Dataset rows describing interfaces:
----

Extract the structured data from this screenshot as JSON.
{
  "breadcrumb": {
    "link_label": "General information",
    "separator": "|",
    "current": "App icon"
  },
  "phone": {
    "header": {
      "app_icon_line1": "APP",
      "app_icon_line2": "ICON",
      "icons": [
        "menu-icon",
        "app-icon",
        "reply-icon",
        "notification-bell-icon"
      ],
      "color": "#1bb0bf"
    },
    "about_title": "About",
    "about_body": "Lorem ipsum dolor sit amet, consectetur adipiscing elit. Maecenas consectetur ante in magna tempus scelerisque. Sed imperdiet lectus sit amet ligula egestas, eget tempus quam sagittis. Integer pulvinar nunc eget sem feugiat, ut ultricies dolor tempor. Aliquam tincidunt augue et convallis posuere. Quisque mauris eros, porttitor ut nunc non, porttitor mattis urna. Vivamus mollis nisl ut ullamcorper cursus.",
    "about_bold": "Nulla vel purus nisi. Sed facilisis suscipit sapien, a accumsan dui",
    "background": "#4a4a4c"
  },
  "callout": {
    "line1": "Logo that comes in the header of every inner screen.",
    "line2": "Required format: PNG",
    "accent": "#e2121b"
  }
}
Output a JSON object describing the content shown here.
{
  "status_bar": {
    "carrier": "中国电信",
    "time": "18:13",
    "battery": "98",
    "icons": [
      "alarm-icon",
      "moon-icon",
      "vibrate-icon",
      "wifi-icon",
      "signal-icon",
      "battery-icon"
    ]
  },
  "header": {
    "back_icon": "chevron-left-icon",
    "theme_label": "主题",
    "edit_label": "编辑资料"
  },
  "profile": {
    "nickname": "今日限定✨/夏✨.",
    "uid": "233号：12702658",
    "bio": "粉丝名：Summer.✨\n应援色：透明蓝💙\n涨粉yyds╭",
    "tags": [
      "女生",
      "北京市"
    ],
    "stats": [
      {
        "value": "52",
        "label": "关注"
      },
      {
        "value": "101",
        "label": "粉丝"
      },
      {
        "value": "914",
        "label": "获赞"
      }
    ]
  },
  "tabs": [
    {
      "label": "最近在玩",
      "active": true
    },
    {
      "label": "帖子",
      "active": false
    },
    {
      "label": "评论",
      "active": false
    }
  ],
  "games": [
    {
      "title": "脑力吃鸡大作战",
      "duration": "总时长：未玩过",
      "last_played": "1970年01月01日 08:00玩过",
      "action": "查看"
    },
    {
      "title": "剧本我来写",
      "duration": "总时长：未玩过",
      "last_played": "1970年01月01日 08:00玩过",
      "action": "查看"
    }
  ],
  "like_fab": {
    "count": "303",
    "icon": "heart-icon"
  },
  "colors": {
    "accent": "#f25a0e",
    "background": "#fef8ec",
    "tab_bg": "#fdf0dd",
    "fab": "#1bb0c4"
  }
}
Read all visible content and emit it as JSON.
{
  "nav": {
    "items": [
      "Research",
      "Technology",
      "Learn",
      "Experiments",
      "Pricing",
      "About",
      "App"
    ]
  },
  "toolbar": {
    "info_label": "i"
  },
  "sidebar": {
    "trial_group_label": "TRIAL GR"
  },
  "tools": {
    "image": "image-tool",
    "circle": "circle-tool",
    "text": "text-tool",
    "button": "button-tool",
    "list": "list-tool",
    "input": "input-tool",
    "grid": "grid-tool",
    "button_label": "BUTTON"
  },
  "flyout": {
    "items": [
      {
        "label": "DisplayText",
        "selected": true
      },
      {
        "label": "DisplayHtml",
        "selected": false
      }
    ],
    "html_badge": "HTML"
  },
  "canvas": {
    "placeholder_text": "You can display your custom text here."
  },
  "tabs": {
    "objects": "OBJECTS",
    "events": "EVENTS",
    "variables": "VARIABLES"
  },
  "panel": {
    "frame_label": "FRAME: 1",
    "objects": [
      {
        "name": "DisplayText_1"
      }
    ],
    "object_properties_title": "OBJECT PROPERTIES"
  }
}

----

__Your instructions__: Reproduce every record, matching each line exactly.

__Reply__:
Extract the structured data from this screenshot as JSON.
{
  "breadcrumb": {
    "link_label": "General information",
    "separator": "|",
    "current": "App icon"
  },
  "phone": {
    "header": {
      "app_icon_line1": "APP",
      "app_icon_line2": "ICON",
      "icons": [
        "menu-icon",
        "app-icon",
        "reply-icon",
        "notification-bell-icon"
      ],
      "color": "#1bb0bf"
    },
    "about_title": "About",
    "about_body": "Lorem ipsum dolor sit amet, consectetur adipiscing elit. Maecenas consectetur ante in magna tempus scelerisque. Sed imperdiet lectus sit amet ligula egestas, eget tempus quam sagittis. Integer pulvinar nunc eget sem feugiat, ut ultricies dolor tempor. Aliquam tincidunt augue et convallis posuere. Quisque mauris eros, porttitor ut nunc non, porttitor mattis urna. Vivamus mollis nisl ut ullamcorper cursus.",
    "about_bold": "Nulla vel purus nisi. Sed facilisis suscipit sapien, a accumsan dui",
    "background": "#4a4a4c"
  },
  "callout": {
    "line1": "Logo that comes in the header of every inner screen.",
    "line2": "Required format: PNG",
    "accent": "#e2121b"
  }
}
Output a JSON object describing the content shown here.
{
  "status_bar": {
    "carrier": "中国电信",
    "time": "18:13",
    "battery": "98",
    "icons": [
      "alarm-icon",
      "moon-icon",
      "vibrate-icon",
      "wifi-icon",
      "signal-icon",
      "battery-icon"
    ]
  },
  "header": {
    "back_icon": "chevron-left-icon",
    "theme_label": "主题",
    "edit_label": "编辑资料"
  },
  "profile": {
    "nickname": "今日限定✨/夏✨.",
    "uid": "233号：12702658",
    "bio": "粉丝名：Summer.✨\n应援色：透明蓝💙\n涨粉yyds╭",
    "tags": [
      "女生",
      "北京市"
    ],
    "stats": [
      {
        "value": "52",
        "label": "关注"
      },
      {
        "value": "101",
        "label": "粉丝"
      },
      {
        "value": "914",
        "label": "获赞"
      }
    ]
  },
  "tabs": [
    {
      "label": "最近在玩",
      "active": true
    },
    {
      "label": "帖子",
      "active": false
    },
    {
      "label": "评论",
      "active": false
    }
  ],
  "games": [
    {
      "title": "脑力吃鸡大作战",
      "duration": "总时长：未玩过",
      "last_played": "1970年01月01日 08:00玩过",
      "action": "查看"
    },
    {
      "title": "剧本我来写",
      "duration": "总时长：未玩过",
      "last_played": "1970年01月01日 08:00玩过",
      "action": "查看"
    }
  ],
  "like_fab": {
    "count": "303",
    "icon": "heart-icon"
  },
  "colors": {
    "accent": "#f25a0e",
    "background": "#fef8ec",
    "tab_bg": "#fdf0dd",
    "fab": "#1bb0c4"
  }
}
Read all visible content and emit it as JSON.
{
  "nav": {
    "items": [
      "Research",
      "Technology",
      "Learn",
      "Experiments",
      "Pricing",
      "About",
      "App"
    ]
  },
  "toolbar": {
    "info_label": "i"
  },
  "sidebar": {
    "trial_group_label": "TRIAL GR"
  },
  "tools": {
    "image": "image-tool",
    "circle": "circle-tool",
    "text": "text-tool",
    "button": "button-tool",
    "list": "list-tool",
    "input": "input-tool",
    "grid": "grid-tool",
    "button_label": "BUTTON"
  },
  "flyout": {
    "items": [
      {
        "label": "DisplayText",
        "selected": true
      },
      {
        "label": "DisplayHtml",
        "selected": false
      }
    ],
    "html_badge": "HTML"
  },
  "canvas": {
    "placeholder_text": "You can display your custom text here."
  },
  "tabs": {
    "objects": "OBJECTS",
    "events": "EVENTS",
    "variables": "VARIABLES"
  },
  "panel": {
    "frame_label": "FRAME: 1",
    "objects": [
      {
        "name": "DisplayText_1"
      }
    ],
    "object_properties_title": "OBJECT PROPERTIES"
  }
}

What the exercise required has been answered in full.